Difficult as it is to believe – and distressing as it is to behold – Australia daily embraces greater tyranny. This new announcement reads as if it’s lifted directly from a dystopian novel. How can anyone observe what’s being done in Australia and deny that Covid Derangement Syndrome is real and dangerous?
Tight lockdowns to stamp on the smallest outbreak were held up as an example to the rest of the world, with campaigns in countries including Britain calling for the same here.
But when it comes to reopening, China finds itself stuck in a seemingly endless game of whack-a-mole, cracking down rather than learning to live with Covid as an endemic but decreasingly deadly disease.
It is not the only country that tried to wipe the virus out. Australia sealed its borders and imposed tough restrictions. Its death count is also low – fewer than 1,000 have died of Covid, an enviable figure in comparison to more than 130,000 in the UK.
But still, lockdowns remain frequent and severe.
Throughout the pandemic, restaurant workers delivered food to stay-at-home zoom professionals. How did we thank them? With a $300 fine for not wearing their mask correctly!
US and UK plunged into lockdowns without realistic aims, without an exit plan and with a mission that crept and mutated by the day. As many of us warned at the time, it was hard to see how it would end well. We were, as usual dismissed and reviled.
4. Masks could be damaging your health
According to the BMJ, studies show the oxygen deficiency caused by mask wearing can lead to increased heart rate, nausea, dizziness and headaches. You probably knew that already, but the BMJ also says face masking can increase stress hormones, leading to ‘a negative impact on immune resilience in the long term’. As with the devotion of the NHS to Covid at the expense of other diseases, it seems the masking policy prioritised short-term political gain over long-term health outcomes.
Los Angeles Times columnist Michael Hiltzik is consistently dreadful. He’s innumerate, ignorant of history, even more ignorant of economics, and an excellent example of someone who confuses intentions for results. In this EconLog post, David Henderson characteristically bends over backwards to be generous to Hiltzik. Note also Charley Hooper’s excellent comments.
Here’s a bit of good news out of Texas. (HT Phil Magness)
But put all that to one side. Suppose the authors are correct that universal masking reduces transmission in schools. Is it therefore worth doing? I would argue no.
First, there are tangible costs to mask-wearing. They’re uncomfortable. They get dirty. And they don’t allow you to see other people’s faces, which hampers learning (particularly for the youngest children) as well as social interaction more generally.
Second, it’s not even clear that we want to prevent children from becoming infected. For starters, they face an extremely low risk of death from COVID-19. According to a recent English study, the survival rate for under-18s is 99.995%. And if COVID-19 becomes endemic, which seems very likely, they’ll have to get it at some point. So why not now?
In fact, we might want to encourage children to become infected, the better to build up population immunity and protect the most vulnerable. (I’m of course exempting children who have a serious underlying health condition.)

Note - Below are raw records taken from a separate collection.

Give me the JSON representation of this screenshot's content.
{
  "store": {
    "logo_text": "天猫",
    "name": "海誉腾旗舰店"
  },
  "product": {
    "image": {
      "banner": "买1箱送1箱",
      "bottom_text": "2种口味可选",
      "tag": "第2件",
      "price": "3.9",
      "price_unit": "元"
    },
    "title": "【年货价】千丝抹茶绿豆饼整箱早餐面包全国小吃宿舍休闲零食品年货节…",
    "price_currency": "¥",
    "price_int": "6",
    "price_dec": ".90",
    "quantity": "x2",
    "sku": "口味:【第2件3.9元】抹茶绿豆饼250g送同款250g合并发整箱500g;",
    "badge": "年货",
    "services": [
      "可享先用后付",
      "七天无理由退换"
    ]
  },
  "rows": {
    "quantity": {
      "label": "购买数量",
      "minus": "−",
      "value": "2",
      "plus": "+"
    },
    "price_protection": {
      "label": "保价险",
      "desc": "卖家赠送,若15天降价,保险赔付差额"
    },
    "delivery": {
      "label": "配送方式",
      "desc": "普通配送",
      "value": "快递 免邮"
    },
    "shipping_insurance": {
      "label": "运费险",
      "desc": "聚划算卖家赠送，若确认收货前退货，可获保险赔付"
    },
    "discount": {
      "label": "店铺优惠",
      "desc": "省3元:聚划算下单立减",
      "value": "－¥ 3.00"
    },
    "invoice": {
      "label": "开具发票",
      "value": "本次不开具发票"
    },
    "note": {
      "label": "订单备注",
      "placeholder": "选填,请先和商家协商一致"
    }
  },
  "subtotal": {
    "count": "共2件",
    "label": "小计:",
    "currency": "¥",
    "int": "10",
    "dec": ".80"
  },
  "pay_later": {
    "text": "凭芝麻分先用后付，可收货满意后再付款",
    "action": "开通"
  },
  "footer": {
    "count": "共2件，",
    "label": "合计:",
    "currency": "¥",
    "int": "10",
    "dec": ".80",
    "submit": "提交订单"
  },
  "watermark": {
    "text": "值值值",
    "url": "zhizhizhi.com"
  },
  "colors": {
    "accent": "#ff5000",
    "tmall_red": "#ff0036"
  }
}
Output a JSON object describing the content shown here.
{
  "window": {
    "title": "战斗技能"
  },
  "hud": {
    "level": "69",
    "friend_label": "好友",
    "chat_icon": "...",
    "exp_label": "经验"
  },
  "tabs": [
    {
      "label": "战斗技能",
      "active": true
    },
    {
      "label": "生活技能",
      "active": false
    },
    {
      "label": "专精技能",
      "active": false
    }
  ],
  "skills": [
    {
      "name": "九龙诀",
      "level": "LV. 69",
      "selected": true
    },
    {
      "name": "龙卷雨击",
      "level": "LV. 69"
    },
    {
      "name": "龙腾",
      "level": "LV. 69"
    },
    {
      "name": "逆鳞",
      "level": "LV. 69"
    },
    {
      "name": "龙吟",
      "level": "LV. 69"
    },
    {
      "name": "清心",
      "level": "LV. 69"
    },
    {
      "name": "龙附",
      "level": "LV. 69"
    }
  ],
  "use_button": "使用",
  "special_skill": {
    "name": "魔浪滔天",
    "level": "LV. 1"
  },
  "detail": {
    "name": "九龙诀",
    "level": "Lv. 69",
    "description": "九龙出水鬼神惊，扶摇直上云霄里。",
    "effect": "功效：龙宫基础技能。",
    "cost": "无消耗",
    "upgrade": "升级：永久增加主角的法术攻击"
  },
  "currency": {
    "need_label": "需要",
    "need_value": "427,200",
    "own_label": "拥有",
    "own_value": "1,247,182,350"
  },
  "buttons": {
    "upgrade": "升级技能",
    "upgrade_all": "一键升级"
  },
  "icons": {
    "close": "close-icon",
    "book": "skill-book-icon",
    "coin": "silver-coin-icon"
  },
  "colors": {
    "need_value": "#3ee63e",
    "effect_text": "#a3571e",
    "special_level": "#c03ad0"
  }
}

Vaccination is another option, but I believe we should focus vaccines on those who actually need them, such as elderly people in other countries. And in any case, many people don’t want their children to be vaccinated.
The authors of the New York Times piece make two claims: universal masking cuts transmission in schools; and therefore we should require it. I’m sceptical of the first claim, but even if it’s true, the second doesn’t follow. Wearing masks is costly, and it’s not even clear we want to prevent infections among healthy children.